Eight months into an 18-month, $2-million technology project, Robert Golden had a disturbing revelation: There was no way the project would meet its timetables. It was tracking toward failure.
And so Golden, director of project management and head of the project management office (PMO) at $110-million Insurance House of Marietta, Ga., gathered his research materials and contingency proposals and trudged off to bear the bad news to top management, including his boss, COO Jacqueline Schaendorf.
It was something his predecessors would never have done, he says. They would have just tried harder to stay on schedule, only to disappoint everyone in the end by consuming resources and wasting time on an ill-fated project. Still, Golden wondered how his news would be received. He'd been on the job for less than a year, and in the company's history no one had ever killed an IT project.
In the meeting, Schaendorf listened to Golden's dire project review and evaluated his proposal to extend the timeline. But, she said, market needs will have changed by the time Insurance House completes the project. Well then, said Golden, let's stop the hemorrhaging and kill the project. To his surprise, Schaendorf nodded her approval: Golden had just saved the company more than a million dollars. "It was the 'Bingo!' moment for the PMO," Golden says.
Though Insurance House had had a PMO for years, the experience of saying goodbye to sunk costs showed for the first time how valuable it could be. Run correctly, the PMO could be an early-warning system of failure.
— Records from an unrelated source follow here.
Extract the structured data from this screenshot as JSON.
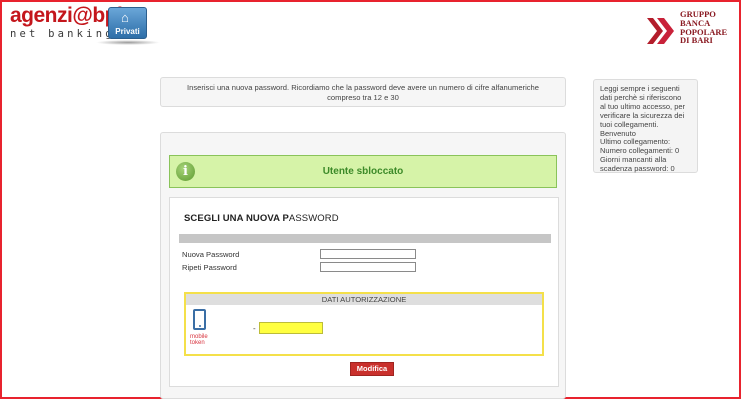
{
  "brand": {
    "logo_name": "agenzi@bpb",
    "logo_tagline": "net banking",
    "section_button": "Privati",
    "bank_name_lines": [
      "GRUPPO",
      "BANCA",
      "POPOLARE",
      "DI BARI"
    ],
    "colors": {
      "brand_red": "#c4161c",
      "frame_red": "#e8232e",
      "success_green": "#3c8a28",
      "success_bg": "#d6f3a8",
      "otp_yellow": "#ffff40"
    }
  },
  "notice": {
    "line1": "Inserisci una nuova password. Ricordiamo che la password deve avere un numero di cifre alfanumeriche",
    "line2": "compreso tra 12 e 30"
  },
  "side_panel": {
    "lines": [
      "Leggi sempre i seguenti",
      "dati perchè si riferiscono",
      "al tuo ultimo accesso, per",
      "verificare la sicurezza dei",
      "tuoi collegamenti.",
      "Benvenuto",
      "Ultimo collegamento:",
      "Numero collegamenti: 0",
      "Giorni mancanti alla",
      "scadenza password: 0"
    ]
  },
  "status": {
    "icon": "info-icon",
    "message": "Utente sbloccato"
  },
  "form": {
    "title_bold": "SCEGLI UNA NUOVA P",
    "title_rest": "ASSWORD",
    "new_password_label": "Nuova Password",
    "new_password_value": "",
    "repeat_password_label": "Ripeti Password",
    "repeat_password_value": "",
    "auth_header": "DATI AUTORIZZAZIONE",
    "token_label_1": "mobile",
    "token_label_2": "token",
    "otp_separator": "-",
    "otp_value": "",
    "submit_label": "Modifica"
  }
}
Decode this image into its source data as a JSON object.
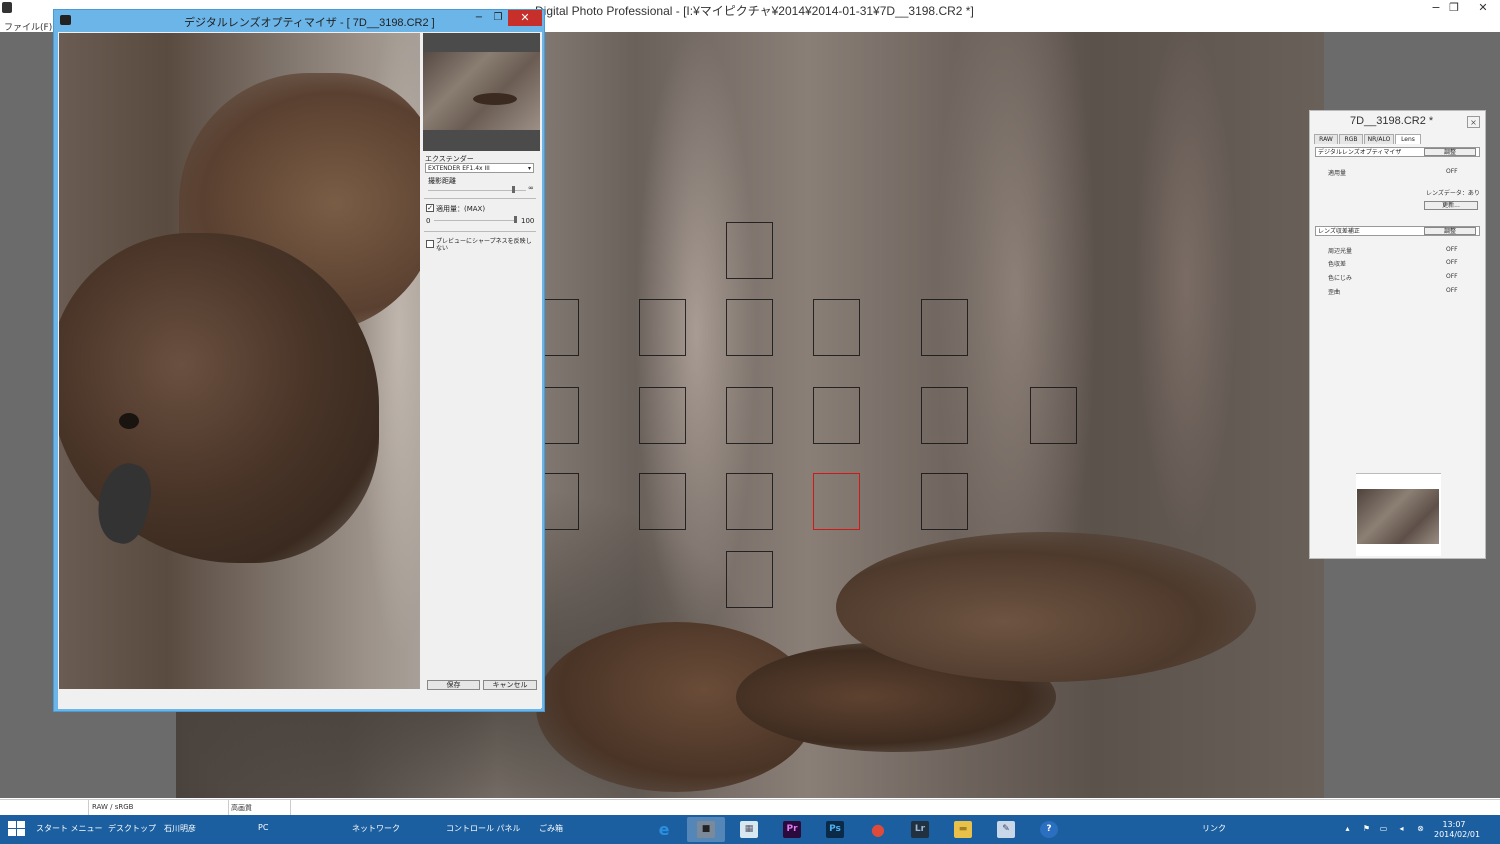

And herein lies the great disconnect: Not all PMOs are created equal. Good ones -- given sufficient authority, supported by management and staffed by the right people -- can be a CIO's best friend in helping to deliver a track record of successful projects. They offer an encompassing, critical view of how projects relate to technology resources and business goals. But poorly executed PMOs that wield little power serve mostly as an added layer of bureaucracy and only reinforce the age-old stereotype that IT has tunnel vision.
At Insurance House, several factors were behind the sea change. "Previous PMO attempts did not achieve the same level of support from the business community," says Schaendorf. "This is the key differentiator in the approach we have taken under Robert's leadership. Additionally, our previous attempts did not incorporate holistic resource management views to get the complete view of capacity versus the view of project-only capacity of key resources."
Indeed, research shows that without the cross-business coordination and oversight of a PMO, projects often fail. Through 2008, 75% of $500,000-plus projects that fail will be planned without a PMO, while 75% that succeed will be guided under the watchful eye of a project office, according to a Gartner report. "In all the project recoveries we've done, none had a PMO," says Tim McCracken, vice chairman of Tatum LLC, a technology consultancy in Atlanta. "In fact, a project recovery often includes the installation of a PMO."
Most organizations with $1 billion in annual revenue have a PMO inside their IT departments to look at the resources, integration, strategic value and timetables of projects holistically. But smaller organizations are often on the fence, says McCracken.
Part of the problem is that the concept of a PMO, as well as the many forms a project office can take, varies greatly and thus adds to the confusion about whether to establish one. "So what's a PMO? I hear that all the time," McCracken says. Such confusion often leads to inaction.
This was first published in May 2006